- _HOW TO COMPLETE THIS TASK_
When you spot the word "icon" in a line of the data below, copy that line.

(SOURCE INFORMATION Opens)

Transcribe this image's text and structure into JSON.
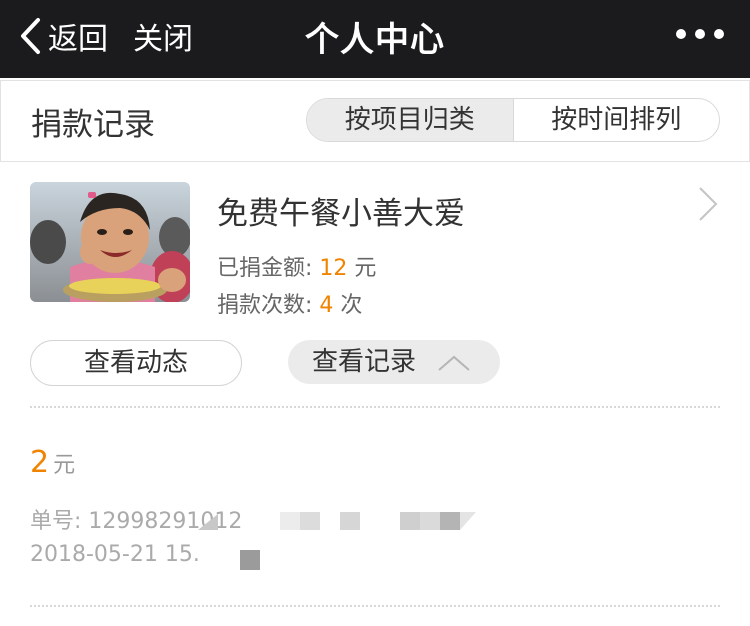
{
  "topbar": {
    "back_label": "返回",
    "close_label": "关闭",
    "title": "个人中心",
    "more_icon": "more-dots-icon"
  },
  "subbar": {
    "title": "捐款记录",
    "segments": [
      {
        "label": "按项目归类",
        "active": true
      },
      {
        "label": "按时间排列",
        "active": false
      }
    ]
  },
  "project": {
    "name": "免费午餐小善大爱",
    "donated_label": "已捐金额: ",
    "donated_value": "12",
    "donated_unit": " 元",
    "count_label": "捐款次数: ",
    "count_value": "4",
    "count_unit": " 次",
    "view_updates_label": "查看动态",
    "view_records_label": "查看记录"
  },
  "record": {
    "amount_value": "2",
    "amount_unit": "元",
    "order_text": "单号: 12998291012",
    "date_text": "2018-05-21 15."
  },
  "colors": {
    "accent": "#f08300",
    "topbar": "#1b1b1d"
  }
}
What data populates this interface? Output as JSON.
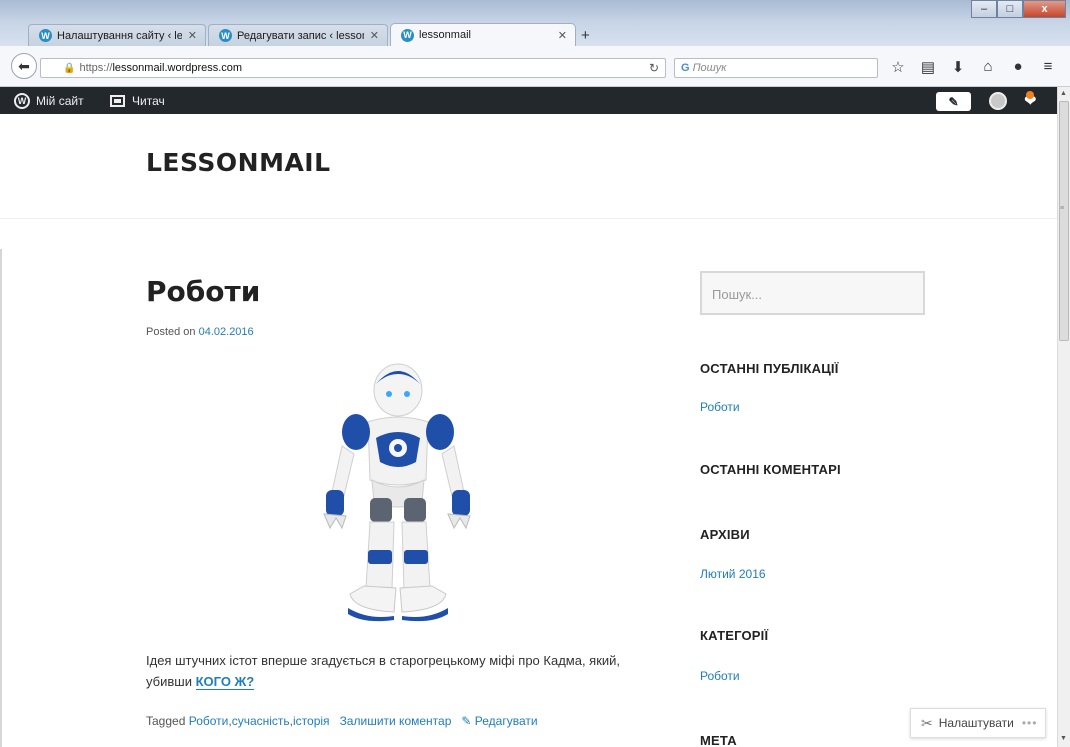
{
  "browser": {
    "tabs": [
      {
        "title": "Налаштування сайту ‹ les...",
        "active": false
      },
      {
        "title": "Редагувати запис ‹ lesson...",
        "active": false
      },
      {
        "title": "lessonmail",
        "active": true
      }
    ],
    "new_tab": "+",
    "url_scheme": "https://",
    "url_host": "lessonmail.wordpress.com",
    "search_placeholder": "Пошук",
    "window_controls": {
      "minimize": "–",
      "maximize": "□",
      "close": "x"
    }
  },
  "adminbar": {
    "my_site": "Мій сайт",
    "reader": "Читач",
    "write_icon": "pencil-square-icon",
    "notification_dot_color": "#f0821e"
  },
  "site": {
    "title": "LESSONMAIL"
  },
  "post": {
    "title": "Роботи",
    "posted_on_label": "Posted on",
    "date": "04.02.2016",
    "excerpt_line1": "Ідея штучних істот вперше згадується в старогрецькому міфі про Кадма, який,",
    "excerpt_line2": "убивши",
    "more_link": "КОГО Ж?",
    "tagged_label": "Tagged",
    "tags": [
      "Роботи",
      "сучасність",
      "історія"
    ],
    "tag_sep": ", ",
    "comment_link": "Залишити коментар",
    "edit_link": "Редагувати"
  },
  "sidebar": {
    "search_placeholder": "Пошук...",
    "recent_posts_heading": "ОСТАННІ ПУБЛІКАЦІЇ",
    "recent_posts": [
      "Роботи"
    ],
    "recent_comments_heading": "ОСТАННІ КОМЕНТАРІ",
    "archives_heading": "АРХІВИ",
    "archives": [
      "Лютий 2016"
    ],
    "categories_heading": "КАТЕГОРІЇ",
    "categories": [
      "Роботи"
    ],
    "meta_heading": "МЕТА"
  },
  "customize_button": "Налаштувати",
  "colors": {
    "link": "#1f7dbc",
    "adminbar": "#23282d",
    "robot_blue": "#1f4fa8"
  }
}
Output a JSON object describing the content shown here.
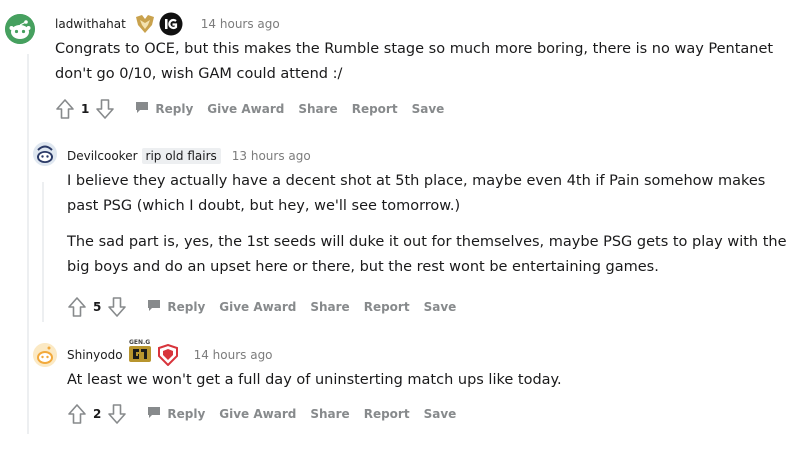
{
  "comments": [
    {
      "username": "ladwithahat",
      "flair": "",
      "time": "14 hours ago",
      "paragraphs": [
        "Congrats to OCE, but this makes the Rumble stage so much more boring, there is no way Pentanet don't go 0/10, wish GAM could attend :/"
      ],
      "score": "1"
    },
    {
      "username": "Devilcooker",
      "flair": "rip old flairs",
      "time": "13 hours ago",
      "paragraphs": [
        "I believe they actually have a decent shot at 5th place, maybe even 4th if Pain somehow makes past PSG (which I doubt, but hey, we'll see tomorrow.)",
        "The sad part is, yes, the 1st seeds will duke it out for themselves, maybe PSG gets to play with the big boys and do an upset here or there, but the rest wont be entertaining games."
      ],
      "score": "5"
    },
    {
      "username": "Shinyodo",
      "flair": "",
      "time": "14 hours ago",
      "paragraphs": [
        "At least we won't get a full day of uninsterting match ups like today."
      ],
      "score": "2"
    }
  ],
  "actions": {
    "reply": "Reply",
    "give_award": "Give Award",
    "share": "Share",
    "report": "Report",
    "save": "Save"
  },
  "flair_badges": {
    "c0_badge1_icon": "rng-team-logo-icon",
    "c0_badge2_icon": "ig-team-logo-icon",
    "c2_badge1_icon": "gen-g-team-logo-icon",
    "c2_badge1_text": "GEN.G",
    "c2_badge2_icon": "lgd-team-logo-icon"
  },
  "colors": {
    "text": "#1a1a1b",
    "muted": "#878a8c",
    "timestamp": "#7c7c7c",
    "flair_bg": "#edeff1",
    "avatar_green": "#46a05f",
    "thread_line": "#edeff1"
  }
}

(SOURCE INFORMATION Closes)

- _RESPONSE AREA_
    "more_icon": "more-dots-icon"
    "write_icon": "pencil-square-icon",
    "c0_badge1_icon": "rng-team-logo-icon",
    "c0_badge2_icon": "ig-team-logo-icon",
    "c2_badge1_icon": "gen-g-team-logo-icon",
    "c2_badge2_icon": "lgd-team-logo-icon"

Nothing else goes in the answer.